When he appeared before the Besht to try out, he stood before the great Rabbi and in an instant, suddenly forgot everything he'd learned over the years. Instead, he trembled and began to feel all the suffering in his life, the lives of his loved ones.
Then he began to weep.
As he wept, he felt the sorrow of the whole world in his heart, all the loss and agony and fear and everything. And he sobbed louder, gasping, wailing, unstoppable. After some time he caught his breath for a moment, and breathed a deep sigh.
But then he felt another jolt: all the deepest joys of life: his own, his family's, every joy from a new shirt that someone got to wear for the first time to a baby's first steps, to a father seeing his daughter get married, everything.
And he wept anew, overwhelmed by everything he felt, louder and harder than before. He was so overcome by his feeling and his tears that he blinked hard, looked at the Besht and said, "Rabbi, I don't know how to play this thing. I don't remember anything I've studied. I can't do it, I'm sorry."
And the Besht urged him, "Put the ram's horn to your lips and sound it."
After some hesitation the man did as he was told, and the sound that came out, while tears streamed down his cheeks, filled the whole town, filled the valley and the hills that lay beyond the town. The sound was so big and so profound and beautiful that it was enough to make old people forget their physical aches and make the rams in the hills dance.
And the Ba'al Shem Tov said to the young man, "You will be my shofar player."
I have been thinking of this story since Emily shared it with us yesterday. And I've also been thinking about the precarious balance between ego and humility, something every musician must wrestle with.
I spent a lot of time trying to hide from my gift. I was afraid of it. I didn't want it. I didn't know why at first, but as I grew up and begn to tentatively take my first steps towards Getting Serious about making music, I came to understand that what I really didn't want was the responsibility for the gift.
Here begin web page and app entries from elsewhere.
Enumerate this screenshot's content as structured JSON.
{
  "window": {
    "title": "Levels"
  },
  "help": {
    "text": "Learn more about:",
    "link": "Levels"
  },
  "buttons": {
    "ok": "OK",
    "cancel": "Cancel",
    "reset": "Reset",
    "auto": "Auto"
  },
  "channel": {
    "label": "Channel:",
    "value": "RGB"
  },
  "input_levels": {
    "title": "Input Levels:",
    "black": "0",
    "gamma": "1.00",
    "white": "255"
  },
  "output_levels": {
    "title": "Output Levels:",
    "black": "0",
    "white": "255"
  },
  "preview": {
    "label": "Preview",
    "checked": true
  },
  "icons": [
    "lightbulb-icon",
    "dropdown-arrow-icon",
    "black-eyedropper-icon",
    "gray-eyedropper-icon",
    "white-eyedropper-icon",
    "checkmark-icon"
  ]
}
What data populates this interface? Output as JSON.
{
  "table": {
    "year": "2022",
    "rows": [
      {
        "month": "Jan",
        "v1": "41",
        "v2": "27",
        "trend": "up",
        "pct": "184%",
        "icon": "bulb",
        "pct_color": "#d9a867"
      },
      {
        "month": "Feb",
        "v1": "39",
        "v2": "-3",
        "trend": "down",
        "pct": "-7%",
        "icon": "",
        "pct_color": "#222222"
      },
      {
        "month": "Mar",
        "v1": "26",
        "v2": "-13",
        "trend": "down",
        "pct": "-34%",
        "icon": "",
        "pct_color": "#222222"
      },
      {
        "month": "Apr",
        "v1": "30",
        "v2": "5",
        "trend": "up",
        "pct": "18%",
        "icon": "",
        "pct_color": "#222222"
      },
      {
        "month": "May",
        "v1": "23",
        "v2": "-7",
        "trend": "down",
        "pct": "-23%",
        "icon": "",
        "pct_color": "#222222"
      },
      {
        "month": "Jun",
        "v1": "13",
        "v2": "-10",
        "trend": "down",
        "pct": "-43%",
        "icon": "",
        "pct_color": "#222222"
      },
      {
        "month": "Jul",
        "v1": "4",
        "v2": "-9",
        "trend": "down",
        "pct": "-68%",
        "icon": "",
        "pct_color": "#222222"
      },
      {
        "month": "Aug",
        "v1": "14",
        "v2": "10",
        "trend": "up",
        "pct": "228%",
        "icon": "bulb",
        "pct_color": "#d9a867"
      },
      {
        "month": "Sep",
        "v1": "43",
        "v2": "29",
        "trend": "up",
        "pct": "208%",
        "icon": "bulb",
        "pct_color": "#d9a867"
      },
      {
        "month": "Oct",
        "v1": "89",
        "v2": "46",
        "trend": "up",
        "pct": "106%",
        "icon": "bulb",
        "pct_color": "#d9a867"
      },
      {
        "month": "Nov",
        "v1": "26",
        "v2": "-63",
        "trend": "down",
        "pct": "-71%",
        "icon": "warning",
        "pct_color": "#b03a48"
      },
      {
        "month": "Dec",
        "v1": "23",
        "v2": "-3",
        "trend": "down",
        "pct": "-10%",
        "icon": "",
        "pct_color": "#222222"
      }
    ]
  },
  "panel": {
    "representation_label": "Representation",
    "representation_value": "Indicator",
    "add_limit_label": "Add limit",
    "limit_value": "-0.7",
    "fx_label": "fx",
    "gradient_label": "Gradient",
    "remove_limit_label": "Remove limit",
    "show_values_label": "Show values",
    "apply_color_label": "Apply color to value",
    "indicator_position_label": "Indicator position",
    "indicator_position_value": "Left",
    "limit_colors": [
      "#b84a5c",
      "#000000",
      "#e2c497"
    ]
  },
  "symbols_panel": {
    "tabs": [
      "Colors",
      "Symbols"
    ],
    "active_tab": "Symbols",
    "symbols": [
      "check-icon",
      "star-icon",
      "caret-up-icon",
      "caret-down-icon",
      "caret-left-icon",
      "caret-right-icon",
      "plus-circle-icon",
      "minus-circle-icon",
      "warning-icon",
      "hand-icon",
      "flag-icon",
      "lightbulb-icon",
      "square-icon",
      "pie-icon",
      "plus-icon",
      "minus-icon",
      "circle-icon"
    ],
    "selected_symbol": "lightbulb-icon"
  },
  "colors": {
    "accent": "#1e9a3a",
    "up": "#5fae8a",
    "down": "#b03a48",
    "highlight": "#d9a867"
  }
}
I didn't want to have to teeter between ego (which every musician needs some of in order to push themselves farther along and boost their own spirits when things get hard) and humility (which is easy to get carried away with -- or to lose sight of -- if one doesn't pay attention to their heart along the way).
But what I think God, or the Universe, or just plain Life (you pick) has said to me over the last couple of years, and the message which became crystal clear yesterday, was this: You're a musician. You can't really be anything else. This is the gift you were given. You can piss on it, or you can put it to greater use. Get to work.
So I guess that's my task in the coming year: to keep at it, to learn more things, to find people to learn with and from and to grow this thing I do so I can be of more use with it. And as daunting as that feels today, right now, it is what it is.
I am grateful beyond measure for the wisdom I heard yesterday, and for the gift of music, which is not mine because it didn't come from me. It came through me, it's on loan, and all I can do is to add to it with what I learn and create. May I be up to the task ahead, whatever it looks like.